The Darker Side of the Lottery


The lottery is a game in which players purchase tickets for a chance to win a prize, usually cash or goods. The term is also used to refer to the drawing of lots to determine rights or privileges, such as property ownership or college admission. The practice is common in many countries, and is often used to raise funds for public projects. It can be played by individuals or groups. In the United States, state governments operate lotteries to raise money for various public uses. The word lottery is derived from the Dutch noun lot, which means fate or fortune.

The earliest known lottery games date from the Chinese Han dynasty (205–187 BC). These games consisted of writing numbers on pieces of paper, which were then drawn by hand to determine a winner. A more modern version of the lottery involves a computerized random number generator to select winners. Today, most major lottery games offer online play as well.

People love to fantasize about winning the lottery. It’s an attractive way to dream about a better future without having to invest decades of hard work. Whether it’s a new car, a mansion, or a lifetime supply of designer clothing, the lottery offers the promise of a more luxurious lifestyle. But there is a darker underbelly to the lottery, as it creates false hope for many who will never win the jackpot.

For example, many lottery players will choose the same numbers every time. This may seem like a foolproof strategy, but it is not. The odds of winning are very low, so the chances of losing are much higher. Furthermore, if you don’t have any money saved up, you could find yourself in debt after winning the lottery. Despite all this, the average American spends over $80 billion on the lottery each year. This is an extraordinary amount of money, and it would be far better spent on building an emergency fund or paying off credit card debt.

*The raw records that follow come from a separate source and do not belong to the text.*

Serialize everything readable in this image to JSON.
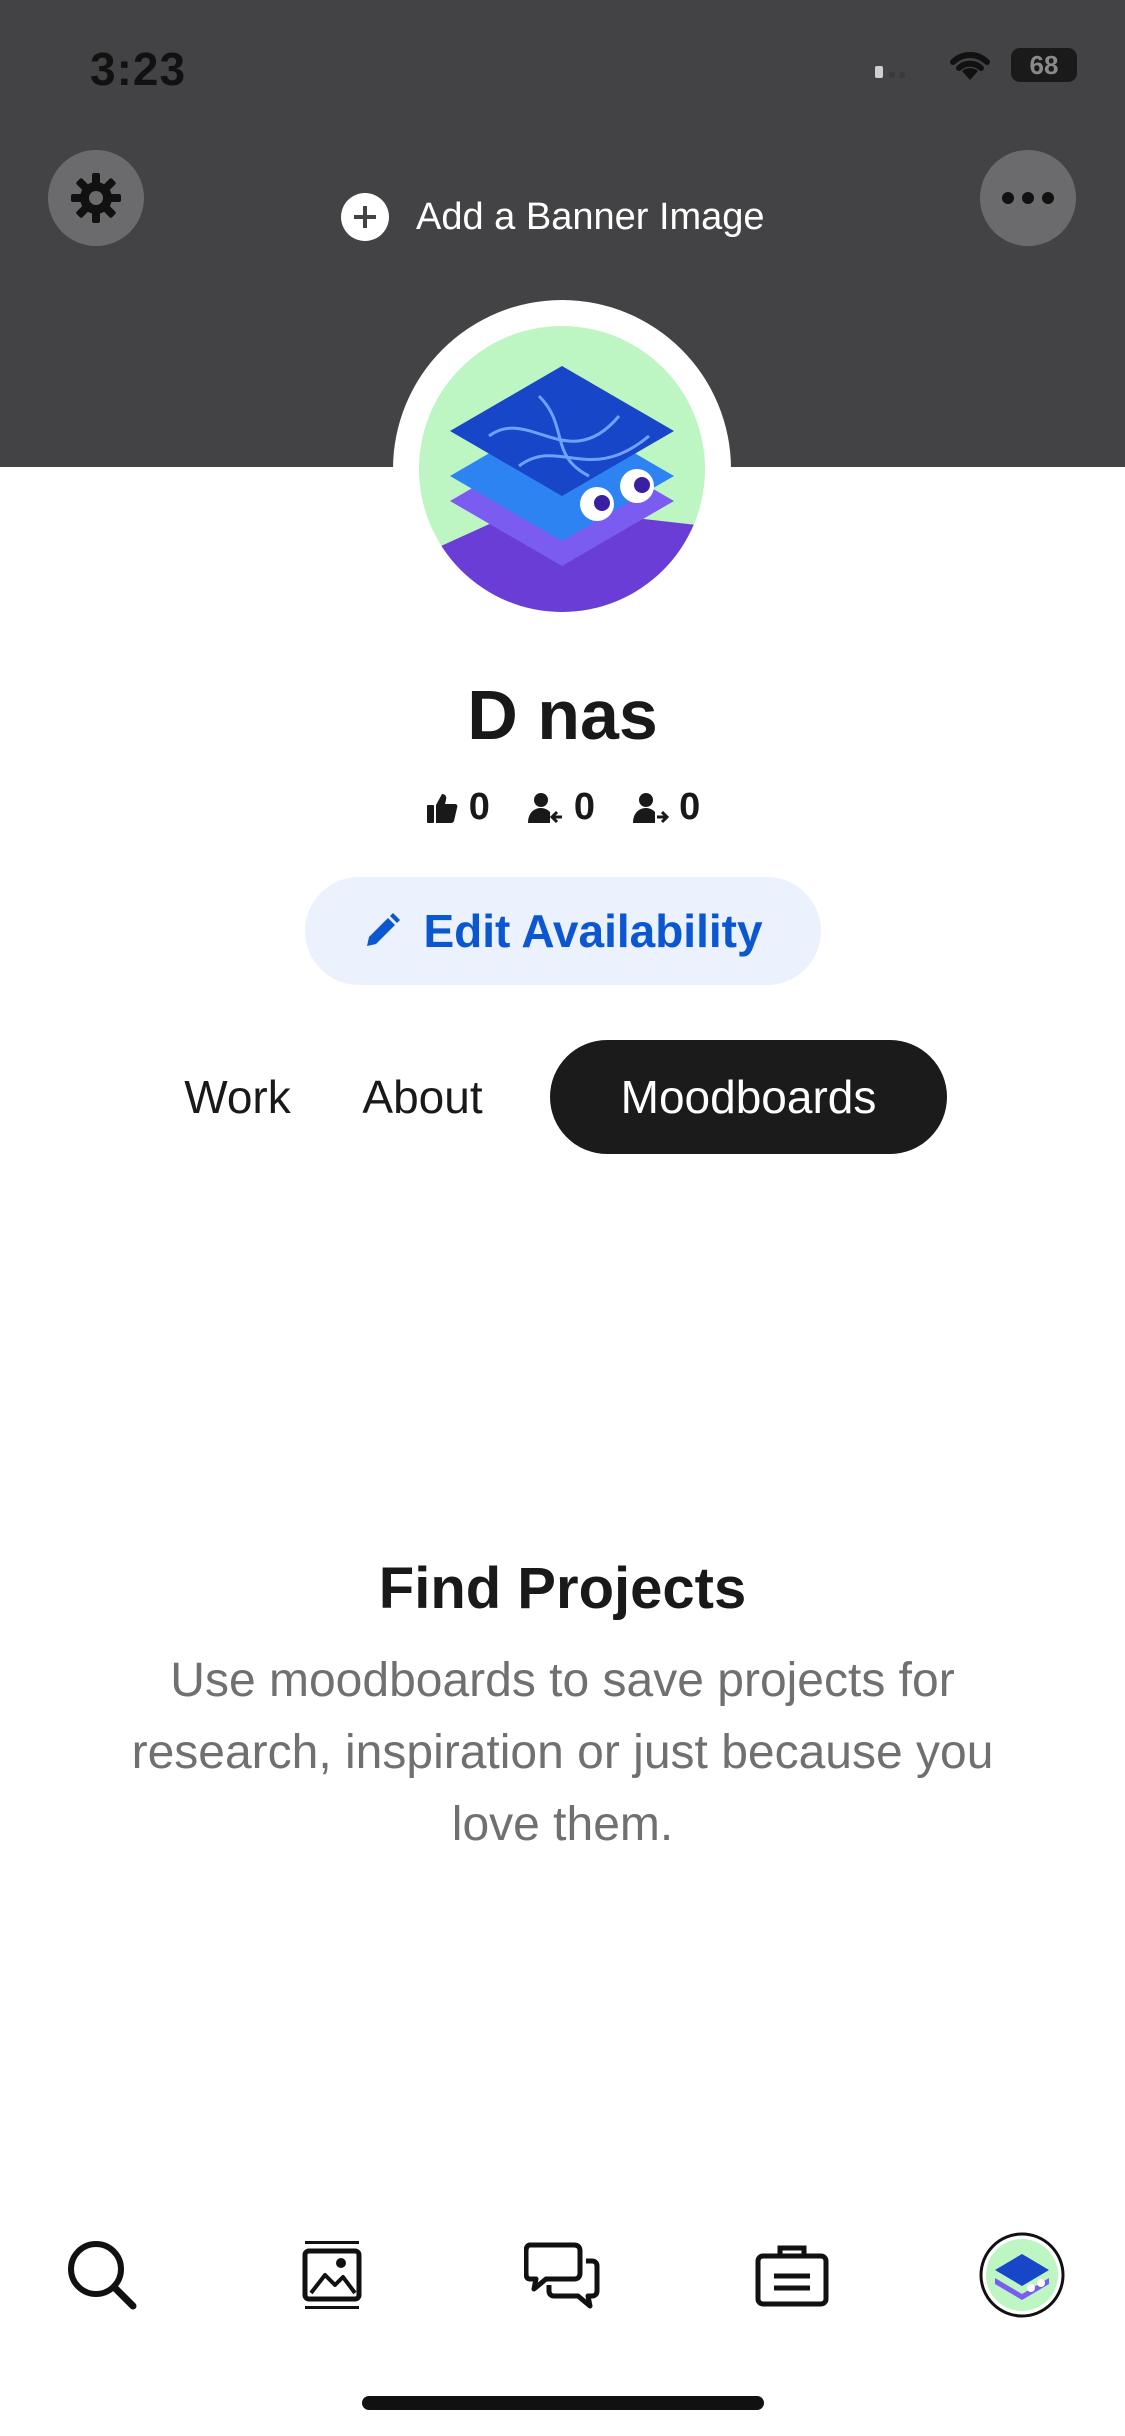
{
  "status_bar": {
    "time": "3:23",
    "battery": "68"
  },
  "banner": {
    "add_label": "Add a Banner Image",
    "settings_icon": "gear-icon",
    "more_icon": "ellipsis-icon"
  },
  "profile": {
    "name": "D nas",
    "stats": {
      "appreciations": "0",
      "followers": "0",
      "following": "0"
    },
    "edit_label": "Edit Availability"
  },
  "tabs": [
    {
      "label": "Work"
    },
    {
      "label": "About"
    },
    {
      "label": "Moodboards",
      "active": true
    }
  ],
  "empty_state": {
    "title": "Find Projects",
    "description": "Use moodboards to save projects for research, inspiration or just because you love them."
  },
  "bottom_nav": [
    {
      "icon": "search-icon"
    },
    {
      "icon": "image-icon"
    },
    {
      "icon": "chat-icon"
    },
    {
      "icon": "briefcase-icon"
    },
    {
      "icon": "avatar-icon"
    }
  ],
  "colors": {
    "banner": "#434345",
    "accent": "#0b57d0",
    "edit_bg": "#ebf1fd",
    "active_tab": "#1b1b1c",
    "avatar_bg": "#bdf5c3"
  }
}
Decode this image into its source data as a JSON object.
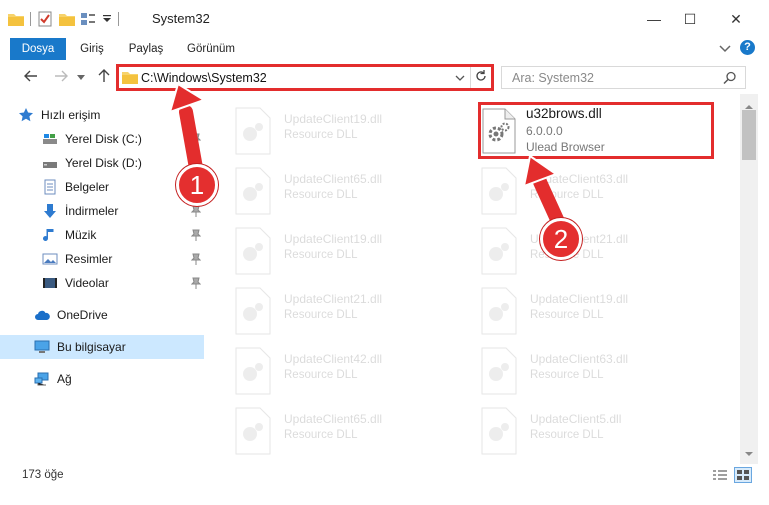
{
  "window": {
    "title": "System32",
    "minimize": "—",
    "maximize": "☐",
    "close": "✕"
  },
  "ribbon": {
    "tabs": [
      "Dosya",
      "Giriş",
      "Paylaş",
      "Görünüm"
    ],
    "help": "?"
  },
  "navigation": {
    "address": "C:\\Windows\\System32",
    "search_placeholder": "Ara: System32"
  },
  "sidebar": {
    "quick_access": "Hızlı erişim",
    "items": [
      {
        "label": "Yerel Disk (C:)",
        "icon": "drive-icon"
      },
      {
        "label": "Yerel Disk (D:)",
        "icon": "drive-icon"
      },
      {
        "label": "Belgeler",
        "icon": "documents-icon"
      },
      {
        "label": "İndirmeler",
        "icon": "downloads-icon"
      },
      {
        "label": "Müzik",
        "icon": "music-icon"
      },
      {
        "label": "Resimler",
        "icon": "pictures-icon"
      },
      {
        "label": "Videolar",
        "icon": "videos-icon"
      }
    ],
    "onedrive": "OneDrive",
    "this_pc": "Bu bilgisayar",
    "network": "Ağ"
  },
  "files": {
    "left_column": [
      {
        "name": "UpdateClient19.dll",
        "type": "Resource DLL"
      },
      {
        "name": "UpdateClient65.dll",
        "type": "Resource DLL"
      },
      {
        "name": "UpdateClient19.dll",
        "type": "Resource DLL"
      },
      {
        "name": "UpdateClient21.dll",
        "type": "Resource DLL"
      },
      {
        "name": "UpdateClient42.dll",
        "type": "Resource DLL"
      },
      {
        "name": "UpdateClient65.dll",
        "type": "Resource DLL"
      }
    ],
    "right_column": [
      {
        "name": "UpdateClient63.dll",
        "type": "Resource DLL"
      },
      {
        "name": "UpdateClient21.dll",
        "type": "Resource DLL"
      },
      {
        "name": "UpdateClient19.dll",
        "type": "Resource DLL"
      },
      {
        "name": "UpdateClient63.dll",
        "type": "Resource DLL"
      },
      {
        "name": "UpdateClient5.dll",
        "type": "Resource DLL"
      }
    ],
    "highlighted": {
      "name": "u32brows.dll",
      "version": "6.0.0.0",
      "description": "Ulead Browser"
    }
  },
  "status": {
    "item_count": "173 öğe"
  },
  "annotations": {
    "step1": "1",
    "step2": "2",
    "color": "#e32d2d"
  }
}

Richard Lustig is a lottery player who has won seven times in two years. He has created a book called How to Win the Lottery, and he believes that the key to success is finding patterns in past results. He also recommends choosing a wide range of numbers from the pool. Avoid numbers that end with the same digit, and try to cover all of the possible combinations.

Lotteries are popular around the world and have been used for hundreds of years to fund a variety of private and public ventures. In colonial America, they were commonly used to raise money for towns, wars, and public works projects. During the Revolutionary War, the Continental Congress enacted a lottery to help finance the Colonial Army. Lotteries have since continued to be a common source of revenue for many states. Today, the US state-run lottery is the largest in the world. It raises more than a quarter of its revenue from the sale of lottery tickets.

Posted in: Gambling